It is a matter of utter surprise that a proper documentation system is not followed by the authority. The museum houses the most valuable treasure related to the Assamese Vaishnava community and which is indeed a mirror to the roots of the Vaishnava culture and related practices and a clear evidence of the presence of the great saint Sri Sankardeva whose path is still being followed in Assam.
Fig:Documentation of the objects in Bordowa mini museum

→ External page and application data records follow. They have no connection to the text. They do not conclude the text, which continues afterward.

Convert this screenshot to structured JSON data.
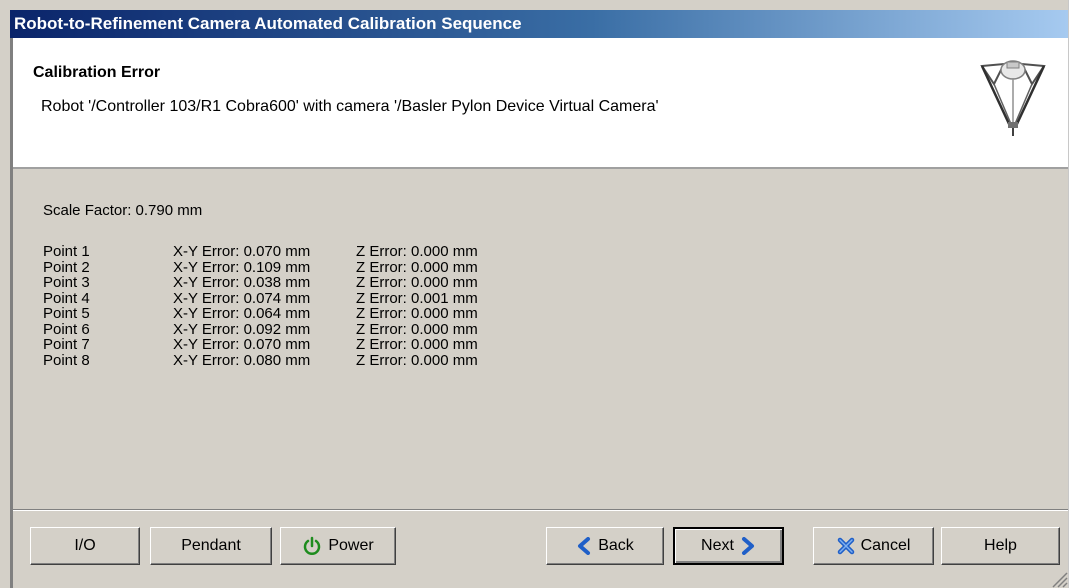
{
  "window": {
    "title": "Robot-to-Refinement Camera Automated Calibration Sequence"
  },
  "header": {
    "title": "Calibration Error",
    "subtitle": "Robot '/Controller 103/R1 Cobra600' with camera '/Basler Pylon Device Virtual Camera'",
    "icon": "delta-robot-icon"
  },
  "content": {
    "scale_factor": "Scale Factor: 0.790 mm",
    "points": [
      {
        "name": "Point 1",
        "xy_error": "X-Y Error: 0.070 mm",
        "z_error": "Z Error: 0.000 mm"
      },
      {
        "name": "Point 2",
        "xy_error": "X-Y Error: 0.109 mm",
        "z_error": "Z Error: 0.000 mm"
      },
      {
        "name": "Point 3",
        "xy_error": "X-Y Error: 0.038 mm",
        "z_error": "Z Error: 0.000 mm"
      },
      {
        "name": "Point 4",
        "xy_error": "X-Y Error: 0.074 mm",
        "z_error": "Z Error: 0.001 mm"
      },
      {
        "name": "Point 5",
        "xy_error": "X-Y Error: 0.064 mm",
        "z_error": "Z Error: 0.000 mm"
      },
      {
        "name": "Point 6",
        "xy_error": "X-Y Error: 0.092 mm",
        "z_error": "Z Error: 0.000 mm"
      },
      {
        "name": "Point 7",
        "xy_error": "X-Y Error: 0.070 mm",
        "z_error": "Z Error: 0.000 mm"
      },
      {
        "name": "Point 8",
        "xy_error": "X-Y Error: 0.080 mm",
        "z_error": "Z Error: 0.000 mm"
      }
    ]
  },
  "buttons": {
    "io": "I/O",
    "pendant": "Pendant",
    "power": "Power",
    "back": "Back",
    "next": "Next",
    "cancel": "Cancel",
    "help": "Help"
  },
  "icons": {
    "power": "power-icon",
    "back": "back-arrow-icon",
    "next": "next-arrow-icon",
    "cancel": "cancel-x-icon"
  },
  "colors": {
    "title_bar_start": "#0a246a",
    "title_bar_end": "#a6caf0",
    "dialog_face": "#d4d0c8",
    "power_icon": "#1e8c1e",
    "arrow_icon": "#1f5fc8"
  }
}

The museum keeps a record of the incoming objects as well those put on display in a single leaf handwritten white paper. No Registers (general accession register, classified accession register) is maintained for the objects in the museum premises. Though the authority claims to have one register for the objects but they failed to produce the same within a time period of 30 days. Only the name and the size of the objects are mentioned in the record paper. The objects are not given any accession number or identity number neither any details about the object is written on the record paper.
4.3 Display of the objects:
The objects are very poorly displayed. There are no written panels to communicate with the group of objects.
The objects are displayed in 3 corridors and 2 halls. Most of the objects are made of wood. The wooden panels are seen nailed to the walls or hunged to the support of the nails. There is proper lighting system or ventilation in the halls and the corridors. The walls are not painted which leaves a very dull and bad picture of the antiquities on display. The objects displayed in the showcases are not put in the height of the viewers eyelevel. Most of the objects are congestedly displayed by hanging them to the walls.
Display of objects in showcases Display in the corridor
4.4 Labelling and signage:
Signage for direction are placed inside the galleries and near the corridors. Captions are given to almost all the objects but the placement of the captions is another poor story of the museum display. The letters written in the captions are not clear enough to read. Some of the captions are placed at the bottom of the objects, while some are just placed atop the objects. Some of the captions only read the name of the object or the depiction of the object. Much information is not available in the captions placed along with the objects.